See, some of the conversos resettled in New Spain, or Mexico, hoping that the distance from Spain would mean goodbye to the Inquisition and hello to no more discrimination. Of course, they still couldn’t observe Judaism openly, but at least this way they wouldn’t be scrutinized, allowing those who wished to secretly observe Torah the opportunity to do so. Well, the Inquisition did follow them, burning some at the stake. That prompted others to move to the periphery of the the Spanish territory, namely to the area that would one day become the U.S. state of New Mexico.
Today, there are people in N.M. that claim Jewish ancestry, some of whom joined my Facebook support group, Children of the Inquisition. So when I decided to take a road-trip with my dad through Arizona and New Mexico in June 2013, I set out to connect with them during my travels.
That brought me to the small Orthodox Jewish community of Santa Fe, N.M., named Congregation Kol Beramah. It is a community committed to the study of Torah and to Tefillah and they warmly welcomed me to give a shiur on the day that I came to town. While the congregation is not made of up Conversos, Conversos is a topic of interest in that part of the world. And so I spoke on the subject of Conversos and several of my Facebook friends showed up, even traveling in from their homes in other parts of the state, like from the city of Albuquerque.

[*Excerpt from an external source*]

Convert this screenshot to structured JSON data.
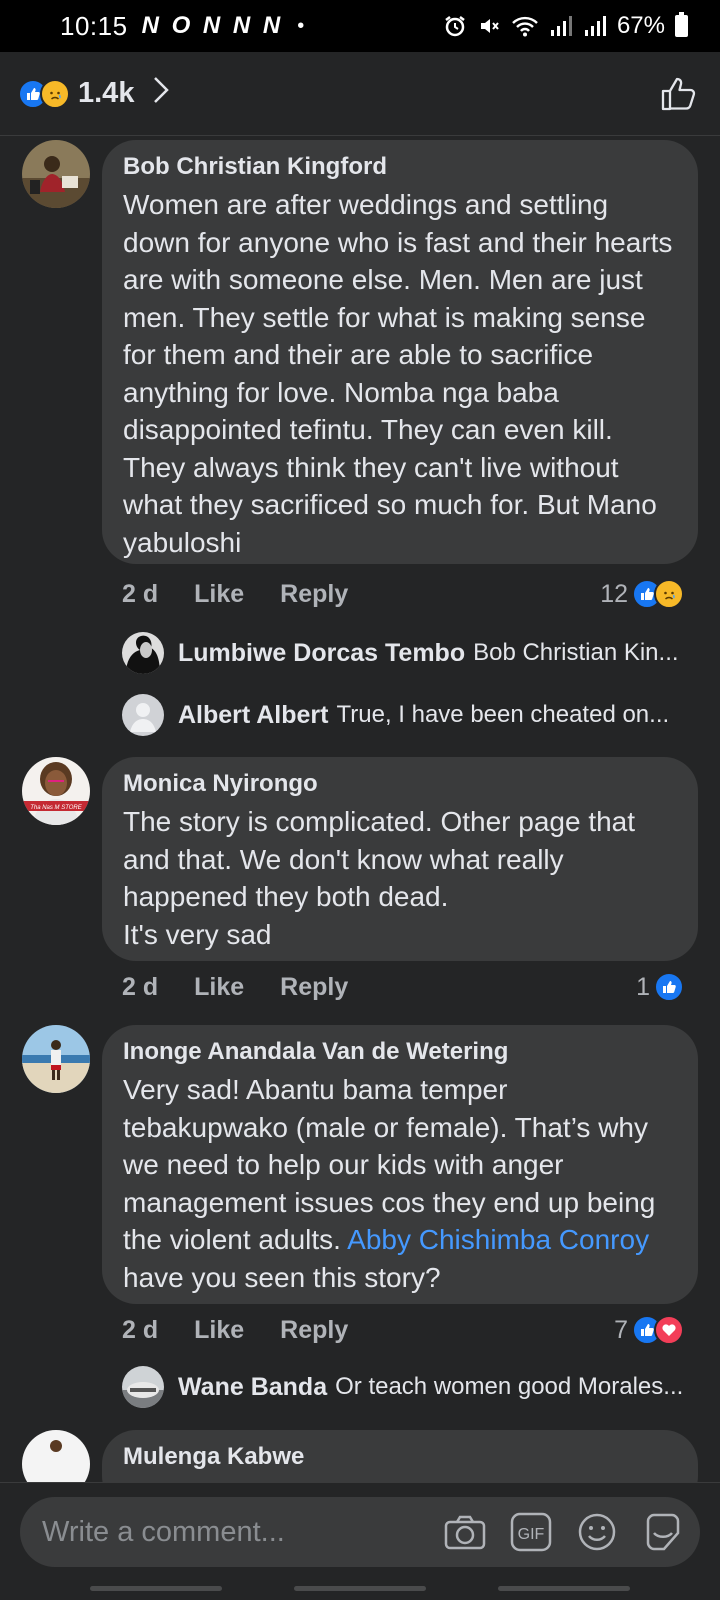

I spoke about the Converso origins of my community in New York, Shearith Israel, and about some of the halakhic literature produced in Amsterdam (its mother community), concerning the phenomenon of Converso returnees.
I had a great time and really enjoyed meeting the pillars of that community, Daniel and Naomi Israel, who not only made the arrangements for my talk, but also fed me a delicious dinner and invited me to stay in their lovely adobe home.
As I discovered, even in unexpected places like in the Southwest of the United States, you can find a part of the story of Spanish Jewry. Surely, this was a trip and a lesson I won’t soon forget!
To the End of the Earth: A History of the Crypto-Jews of New Mexico by Stanley Hordes